Consider where all the components of your application are running. If the back-end code is running out of AWS region us-east-1 but you’re using a 3rd party API that only runs out of Mumbai, India, you might reconsider using that package. Not only will it increase the network time of your calls but it will raise the cost of your application as well. The longer you wait on 3rd party processes in a Lambda function, the more you pay because of increased execution times.
Use trace data to identify if your 3rd party packages are slow. When doing your research, read the docs or do a Google search to find where the data centers are located.
If you discover you can tune the client to use a centrally located data center, do it! If you can’t…. weigh the pros and cons of the latency hit vs the value it provides.
Deploy your application to multiple regions around the world. Where are your customers? Do you support an instance of your application in close proximity to them? How much would it take to deploy another instance close by? Do you have the operational power to support it?
Use an appropriate routing policy to direct traffic to the appropriate region of your application. You can choose options like geolocation, latency, or IP-based routing to optimize performance for your end users.
Note - based on the method you choose, you will have different data replication requirements. If you dynamically route user traffic to different instances of your application, you must replicate data to all instances (usually with a strongly-consistent guarantee or tight replication SLA). But if you assign user profiles to specific regions, your replication requirements go away.

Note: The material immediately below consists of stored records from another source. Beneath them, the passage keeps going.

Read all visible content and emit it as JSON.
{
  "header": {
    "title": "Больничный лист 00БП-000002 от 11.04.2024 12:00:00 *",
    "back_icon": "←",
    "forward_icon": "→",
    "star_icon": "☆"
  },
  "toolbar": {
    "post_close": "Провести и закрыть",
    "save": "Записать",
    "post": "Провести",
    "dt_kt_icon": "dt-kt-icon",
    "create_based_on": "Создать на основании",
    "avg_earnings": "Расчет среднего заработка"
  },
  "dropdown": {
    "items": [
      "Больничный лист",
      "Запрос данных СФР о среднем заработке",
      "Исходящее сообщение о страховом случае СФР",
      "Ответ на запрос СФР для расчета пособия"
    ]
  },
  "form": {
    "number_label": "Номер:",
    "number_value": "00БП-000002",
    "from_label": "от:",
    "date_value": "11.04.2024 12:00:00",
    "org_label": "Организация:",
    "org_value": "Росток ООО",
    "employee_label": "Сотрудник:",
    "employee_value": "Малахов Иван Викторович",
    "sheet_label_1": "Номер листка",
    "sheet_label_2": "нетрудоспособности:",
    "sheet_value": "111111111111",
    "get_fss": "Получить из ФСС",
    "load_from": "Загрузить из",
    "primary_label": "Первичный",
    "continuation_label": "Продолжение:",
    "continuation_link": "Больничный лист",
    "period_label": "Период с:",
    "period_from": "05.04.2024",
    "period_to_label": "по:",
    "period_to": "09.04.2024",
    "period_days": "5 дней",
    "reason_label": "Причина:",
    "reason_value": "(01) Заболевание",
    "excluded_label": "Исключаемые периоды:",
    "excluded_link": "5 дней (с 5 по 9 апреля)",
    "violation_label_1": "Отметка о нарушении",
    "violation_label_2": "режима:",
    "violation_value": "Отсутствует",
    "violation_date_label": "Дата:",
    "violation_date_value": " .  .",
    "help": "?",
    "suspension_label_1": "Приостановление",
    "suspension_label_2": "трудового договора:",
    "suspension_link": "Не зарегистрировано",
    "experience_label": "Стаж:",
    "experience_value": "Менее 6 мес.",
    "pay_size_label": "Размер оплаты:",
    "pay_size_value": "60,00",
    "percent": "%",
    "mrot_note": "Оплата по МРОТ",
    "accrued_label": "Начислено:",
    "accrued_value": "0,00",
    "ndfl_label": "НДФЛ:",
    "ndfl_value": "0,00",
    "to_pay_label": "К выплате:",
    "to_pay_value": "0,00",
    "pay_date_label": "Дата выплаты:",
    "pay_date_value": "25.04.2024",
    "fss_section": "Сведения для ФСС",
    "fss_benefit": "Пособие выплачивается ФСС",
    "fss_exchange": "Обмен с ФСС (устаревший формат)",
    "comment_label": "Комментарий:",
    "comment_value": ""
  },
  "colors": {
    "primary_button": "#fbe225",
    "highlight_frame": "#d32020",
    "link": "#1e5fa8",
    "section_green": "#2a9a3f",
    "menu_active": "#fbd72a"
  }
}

Remember that it’s not always about the code! The laws of physics play an understated role in computer science. When building serverless applications, it needs to be considered when designing your application. It could save you thousands of dollars every month!